■ **Exercise details**
Each entry must appear in the answer exactly as it does here.

········

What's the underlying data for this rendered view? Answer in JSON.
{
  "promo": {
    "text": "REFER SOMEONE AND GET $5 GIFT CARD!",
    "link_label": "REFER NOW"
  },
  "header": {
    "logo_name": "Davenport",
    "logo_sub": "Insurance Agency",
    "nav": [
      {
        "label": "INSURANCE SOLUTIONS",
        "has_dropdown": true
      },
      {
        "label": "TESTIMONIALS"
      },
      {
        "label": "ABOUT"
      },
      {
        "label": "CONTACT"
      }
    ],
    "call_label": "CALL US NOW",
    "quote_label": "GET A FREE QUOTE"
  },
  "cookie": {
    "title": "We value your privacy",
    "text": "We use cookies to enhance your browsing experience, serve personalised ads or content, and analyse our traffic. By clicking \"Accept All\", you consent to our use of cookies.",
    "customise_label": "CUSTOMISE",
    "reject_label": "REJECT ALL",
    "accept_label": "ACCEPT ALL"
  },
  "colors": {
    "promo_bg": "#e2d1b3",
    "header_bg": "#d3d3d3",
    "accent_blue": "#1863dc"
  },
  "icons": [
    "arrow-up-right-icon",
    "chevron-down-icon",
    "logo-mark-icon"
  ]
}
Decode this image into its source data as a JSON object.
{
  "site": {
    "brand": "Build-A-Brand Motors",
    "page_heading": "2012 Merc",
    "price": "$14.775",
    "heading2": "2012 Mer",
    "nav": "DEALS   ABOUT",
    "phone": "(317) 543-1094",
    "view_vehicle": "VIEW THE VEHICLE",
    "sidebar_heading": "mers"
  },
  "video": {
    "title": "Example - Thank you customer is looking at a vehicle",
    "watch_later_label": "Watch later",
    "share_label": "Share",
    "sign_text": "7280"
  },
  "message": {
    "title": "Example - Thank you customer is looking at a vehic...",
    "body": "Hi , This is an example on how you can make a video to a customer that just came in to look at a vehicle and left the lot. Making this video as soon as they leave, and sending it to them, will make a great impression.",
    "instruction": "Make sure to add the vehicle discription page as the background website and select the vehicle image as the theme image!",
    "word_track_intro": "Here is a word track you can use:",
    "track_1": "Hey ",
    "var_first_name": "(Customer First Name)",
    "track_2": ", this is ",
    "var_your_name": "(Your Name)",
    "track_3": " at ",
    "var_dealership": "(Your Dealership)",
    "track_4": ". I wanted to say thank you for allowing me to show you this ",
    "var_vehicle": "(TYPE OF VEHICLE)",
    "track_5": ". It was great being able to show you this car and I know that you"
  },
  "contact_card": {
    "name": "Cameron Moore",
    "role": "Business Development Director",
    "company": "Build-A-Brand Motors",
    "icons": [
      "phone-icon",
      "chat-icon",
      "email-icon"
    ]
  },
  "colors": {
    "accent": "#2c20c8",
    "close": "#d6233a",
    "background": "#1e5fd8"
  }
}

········

■ **Written answer**
What's the underlying data for this rendered view? Answer in JSON.
{
  "promo": {
    "text": "REFER SOMEONE AND GET $5 GIFT CARD!",
    "link_label": "REFER NOW"
  },
  "header": {
    "logo_name": "Davenport",
    "logo_sub": "Insurance Agency",
    "nav": [
      {
        "label": "INSURANCE SOLUTIONS",
        "has_dropdown": true
      },
      {
        "label": "TESTIMONIALS"
      },
      {
        "label": "ABOUT"
      },
      {
        "label": "CONTACT"
      }
    ],
    "call_label": "CALL US NOW",
    "quote_label": "GET A FREE QUOTE"
  },
  "cookie": {
    "title": "We value your privacy",
    "text": "We use cookies to enhance your browsing experience, serve personalised ads or content, and analyse our traffic. By clicking \"Accept All\", you consent to our use of cookies.",
    "customise_label": "CUSTOMISE",
    "reject_label": "REJECT ALL",
    "accept_label": "ACCEPT ALL"
  },
  "colors": {
    "promo_bg": "#e2d1b3",
    "header_bg": "#d3d3d3",
    "accent_blue": "#1863dc"
  },
  "icons": [
    "arrow-up-right-icon",
    "chevron-down-icon",
    "logo-mark-icon"
  ]
}
Decode this image into its source data as a JSON object.
{
  "site": {
    "brand": "Build-A-Brand Motors",
    "page_heading": "2012 Merc",
    "price": "$14.775",
    "heading2": "2012 Mer",
    "nav": "DEALS   ABOUT",
    "phone": "(317) 543-1094",
    "view_vehicle": "VIEW THE VEHICLE",
    "sidebar_heading": "mers"
  },
  "video": {
    "title": "Example - Thank you customer is looking at a vehicle",
    "watch_later_label": "Watch later",
    "share_label": "Share",
    "sign_text": "7280"
  },
  "message": {
    "title": "Example - Thank you customer is looking at a vehic...",
    "body": "Hi , This is an example on how you can make a video to a customer that just came in to look at a vehicle and left the lot. Making this video as soon as they leave, and sending it to them, will make a great impression.",
    "instruction": "Make sure to add the vehicle discription page as the background website and select the vehicle image as the theme image!",
    "word_track_intro": "Here is a word track you can use:",
    "track_1": "Hey ",
    "var_first_name": "(Customer First Name)",
    "track_2": ", this is ",
    "var_your_name": "(Your Name)",
    "track_3": " at ",
    "var_dealership": "(Your Dealership)",
    "track_4": ". I wanted to say thank you for allowing me to show you this ",
    "var_vehicle": "(TYPE OF VEHICLE)",
    "track_5": ". It was great being able to show you this car and I know that you"
  },
  "contact_card": {
    "name": "Cameron Moore",
    "role": "Business Development Director",
    "company": "Build-A-Brand Motors",
    "icons": [
      "phone-icon",
      "chat-icon",
      "email-icon"
    ]
  },
  "colors": {
    "accent": "#2c20c8",
    "close": "#d6233a",
    "background": "#1e5fd8"
  }
}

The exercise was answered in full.